Alphabet Soup: ISTC

The ISTC began development in the early 2000s as a way of collocating editions of textual works. It’s not technically a “Work ID” for books, but was misperceived that way – in actuality, it’s an identifier of text strings. So (broadly speaking) the hardcover, paperback and ebook edition of a book would all receive the same ISTC, but the French translation would not, because the text strings are different.

The ISTC is not necessarily assigned by a publisher, or a library, or a bookseller. It can be, but it doesn’t have to be. There is no “ownership” of the ISTC like there is with other identifiers.Anybody who wants to register a textual work – whether it’s an author, an agent, a publisher, or whoever - must submit a request to an ISTC registration agency with the necessary metadata needed to distinguish that work from others. The registration agency determines whether or not that request qualifies for a new or an existing ISTC.

More information about ISTC can be found here.

Small Changes Afoot

IPG acquires InScribe Digital. Barnes & Noble acquires Adaptive Studios and is experimenting with POD for self-published titles. Ingram's been on an acquisitions binge since last December. Hachette acquiredPerseus's publishing unit. And Mike Shatzkin has announced he is stepping down as program director of DBW.
Mike makes a good point - the dust raised up by the drastic disruption brought on by digitization is settling. Pain points seem to have minimized. These days, the big news is in consolidation, iterative experimentation, and (dare I say it) infrastructure improvements. The acquisitions I mentioned are not earth-shattering but incremental - the Big Scary Days are safely in the rear-view mirror for the time being.
For those of us who thrive on disturbance, this can be a difficult time - casting about for The Next Big Thing (especially in summer, when the buzz of the tree locusts lulls us into either napping or impatience) is quite frustrating when all seems well in hand. Forcing disruption where none is naturally occurring is, of course, not terribly honest. One can always argue that publishing is complacent, that the book trade is blinkered, that if traditional publishers don't focus on something other than the next bestseller then they'll be blindsided by Pokemon Go or something like it.
And that's true.
But publishing continues. For all the disruption caused by ebooks, print sales are still strong. Audiobook sales continue a spectacular hockey stick growth. Pikachu can exist side-by-side with adult coloring books and the Knopf frontlist.
So perhaps now is a time for contemplation. For digging ditches, and focusing on fortification. For refining processes and smoothing efficiencies. It's a luxury to be able to do so. I used to have a trainer who would hold me back from pushing myself during certain workouts. "It's okay if it's easy," he would say. "Enjoy it. Not everything has to be hard."

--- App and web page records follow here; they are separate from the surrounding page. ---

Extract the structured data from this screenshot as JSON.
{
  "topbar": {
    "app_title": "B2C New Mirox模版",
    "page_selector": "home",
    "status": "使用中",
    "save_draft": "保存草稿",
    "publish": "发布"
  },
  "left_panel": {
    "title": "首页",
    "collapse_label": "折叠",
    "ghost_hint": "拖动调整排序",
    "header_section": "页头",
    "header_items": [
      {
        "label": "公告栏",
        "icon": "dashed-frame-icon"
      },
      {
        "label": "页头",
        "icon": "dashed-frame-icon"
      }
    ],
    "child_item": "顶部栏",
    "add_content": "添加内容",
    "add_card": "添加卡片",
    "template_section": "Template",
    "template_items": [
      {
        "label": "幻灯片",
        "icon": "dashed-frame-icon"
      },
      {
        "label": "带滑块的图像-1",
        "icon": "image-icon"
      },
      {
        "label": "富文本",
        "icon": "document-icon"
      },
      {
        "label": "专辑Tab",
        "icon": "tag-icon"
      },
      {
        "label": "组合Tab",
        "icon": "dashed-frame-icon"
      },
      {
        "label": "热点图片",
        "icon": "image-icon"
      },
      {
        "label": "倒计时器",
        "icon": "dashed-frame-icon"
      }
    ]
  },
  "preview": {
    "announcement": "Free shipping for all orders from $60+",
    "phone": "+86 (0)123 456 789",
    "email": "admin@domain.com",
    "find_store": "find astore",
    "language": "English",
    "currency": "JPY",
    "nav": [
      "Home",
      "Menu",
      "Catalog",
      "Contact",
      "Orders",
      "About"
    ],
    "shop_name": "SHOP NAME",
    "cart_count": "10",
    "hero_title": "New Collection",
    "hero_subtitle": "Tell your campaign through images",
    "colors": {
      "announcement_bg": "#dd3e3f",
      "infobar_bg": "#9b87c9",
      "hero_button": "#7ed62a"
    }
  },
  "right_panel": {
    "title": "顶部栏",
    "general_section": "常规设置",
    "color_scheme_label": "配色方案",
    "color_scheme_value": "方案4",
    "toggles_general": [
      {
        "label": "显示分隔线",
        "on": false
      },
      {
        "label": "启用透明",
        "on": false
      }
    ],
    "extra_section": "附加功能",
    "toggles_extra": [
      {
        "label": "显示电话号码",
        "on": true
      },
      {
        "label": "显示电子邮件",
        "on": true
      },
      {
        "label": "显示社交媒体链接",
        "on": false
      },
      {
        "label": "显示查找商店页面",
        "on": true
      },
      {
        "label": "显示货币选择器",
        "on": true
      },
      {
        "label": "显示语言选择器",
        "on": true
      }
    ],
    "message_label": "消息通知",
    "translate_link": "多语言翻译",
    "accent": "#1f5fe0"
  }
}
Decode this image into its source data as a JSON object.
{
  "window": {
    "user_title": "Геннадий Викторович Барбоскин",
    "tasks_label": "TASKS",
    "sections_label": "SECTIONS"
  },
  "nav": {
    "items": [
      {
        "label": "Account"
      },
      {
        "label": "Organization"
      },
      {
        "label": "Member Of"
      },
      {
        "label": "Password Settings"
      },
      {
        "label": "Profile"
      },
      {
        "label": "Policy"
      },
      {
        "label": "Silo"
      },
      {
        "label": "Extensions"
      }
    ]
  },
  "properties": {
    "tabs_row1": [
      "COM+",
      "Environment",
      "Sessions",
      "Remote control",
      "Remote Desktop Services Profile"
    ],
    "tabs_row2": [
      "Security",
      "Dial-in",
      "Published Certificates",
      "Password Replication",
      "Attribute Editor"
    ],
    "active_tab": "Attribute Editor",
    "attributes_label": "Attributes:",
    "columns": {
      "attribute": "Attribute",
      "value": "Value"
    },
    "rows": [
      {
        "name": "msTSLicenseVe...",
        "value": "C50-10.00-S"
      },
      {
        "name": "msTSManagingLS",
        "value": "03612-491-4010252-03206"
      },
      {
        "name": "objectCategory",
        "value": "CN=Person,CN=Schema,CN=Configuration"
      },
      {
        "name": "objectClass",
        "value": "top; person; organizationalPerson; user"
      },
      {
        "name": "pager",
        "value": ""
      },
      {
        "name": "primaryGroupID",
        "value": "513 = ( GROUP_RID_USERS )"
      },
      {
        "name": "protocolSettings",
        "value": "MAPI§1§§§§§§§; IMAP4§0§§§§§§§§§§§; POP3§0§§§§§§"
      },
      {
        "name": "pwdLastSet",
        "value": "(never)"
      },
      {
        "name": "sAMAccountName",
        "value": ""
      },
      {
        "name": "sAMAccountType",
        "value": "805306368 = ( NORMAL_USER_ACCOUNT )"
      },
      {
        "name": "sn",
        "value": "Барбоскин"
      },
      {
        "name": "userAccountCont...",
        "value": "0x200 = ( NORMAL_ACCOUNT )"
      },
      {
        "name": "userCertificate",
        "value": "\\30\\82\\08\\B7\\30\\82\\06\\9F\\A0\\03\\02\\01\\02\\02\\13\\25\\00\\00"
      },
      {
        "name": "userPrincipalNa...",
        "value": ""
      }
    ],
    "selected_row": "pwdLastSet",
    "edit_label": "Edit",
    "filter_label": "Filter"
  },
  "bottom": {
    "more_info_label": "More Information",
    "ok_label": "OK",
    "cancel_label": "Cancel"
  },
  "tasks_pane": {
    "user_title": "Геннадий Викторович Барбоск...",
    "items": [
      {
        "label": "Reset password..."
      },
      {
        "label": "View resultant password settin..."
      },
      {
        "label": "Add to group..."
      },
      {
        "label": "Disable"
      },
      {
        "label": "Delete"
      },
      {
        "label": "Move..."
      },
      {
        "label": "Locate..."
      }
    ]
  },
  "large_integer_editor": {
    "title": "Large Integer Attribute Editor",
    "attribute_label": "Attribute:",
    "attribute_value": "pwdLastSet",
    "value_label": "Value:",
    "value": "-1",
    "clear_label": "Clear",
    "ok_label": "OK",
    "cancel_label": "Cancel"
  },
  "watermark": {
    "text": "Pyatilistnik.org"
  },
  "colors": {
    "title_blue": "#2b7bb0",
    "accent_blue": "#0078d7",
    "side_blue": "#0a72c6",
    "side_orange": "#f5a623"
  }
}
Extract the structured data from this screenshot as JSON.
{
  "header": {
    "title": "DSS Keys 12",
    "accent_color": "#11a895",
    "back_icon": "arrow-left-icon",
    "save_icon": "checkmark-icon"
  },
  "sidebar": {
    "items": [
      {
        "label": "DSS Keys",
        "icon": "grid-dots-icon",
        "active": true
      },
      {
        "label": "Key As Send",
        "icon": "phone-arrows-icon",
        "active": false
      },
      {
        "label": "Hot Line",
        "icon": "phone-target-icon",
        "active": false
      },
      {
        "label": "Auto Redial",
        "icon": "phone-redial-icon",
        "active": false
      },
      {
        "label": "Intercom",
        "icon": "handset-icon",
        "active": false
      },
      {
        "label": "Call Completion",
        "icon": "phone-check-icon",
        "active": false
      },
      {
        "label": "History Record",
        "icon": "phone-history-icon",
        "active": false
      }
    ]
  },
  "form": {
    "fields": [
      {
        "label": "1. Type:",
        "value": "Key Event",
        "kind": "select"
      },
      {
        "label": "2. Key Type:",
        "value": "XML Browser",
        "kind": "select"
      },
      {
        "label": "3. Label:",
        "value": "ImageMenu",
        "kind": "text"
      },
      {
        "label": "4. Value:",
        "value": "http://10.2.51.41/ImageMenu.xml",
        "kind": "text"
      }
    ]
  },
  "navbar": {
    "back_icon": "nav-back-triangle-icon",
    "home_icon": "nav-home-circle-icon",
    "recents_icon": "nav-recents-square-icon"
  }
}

Alphabet Soup: ISAN

The ISAN was developed in the year 2000 and published by ISO in 2002. It identifies an audiovisual work – so it applies to films, TV shows, video games, etc. ISANs are used by film and television studios, services such as iTunes and HBO, and technology companies like Microsoft.

The first twelve numbers of the ISAN form the “root” of the identifier. The root is assigned to the core work. The next set of numbers applies to the episode or part (if there is one – if not, the next four numbers are zeroes). The next character is a check character. The next eight numbers identify the version of the work. The last number is also a checksum.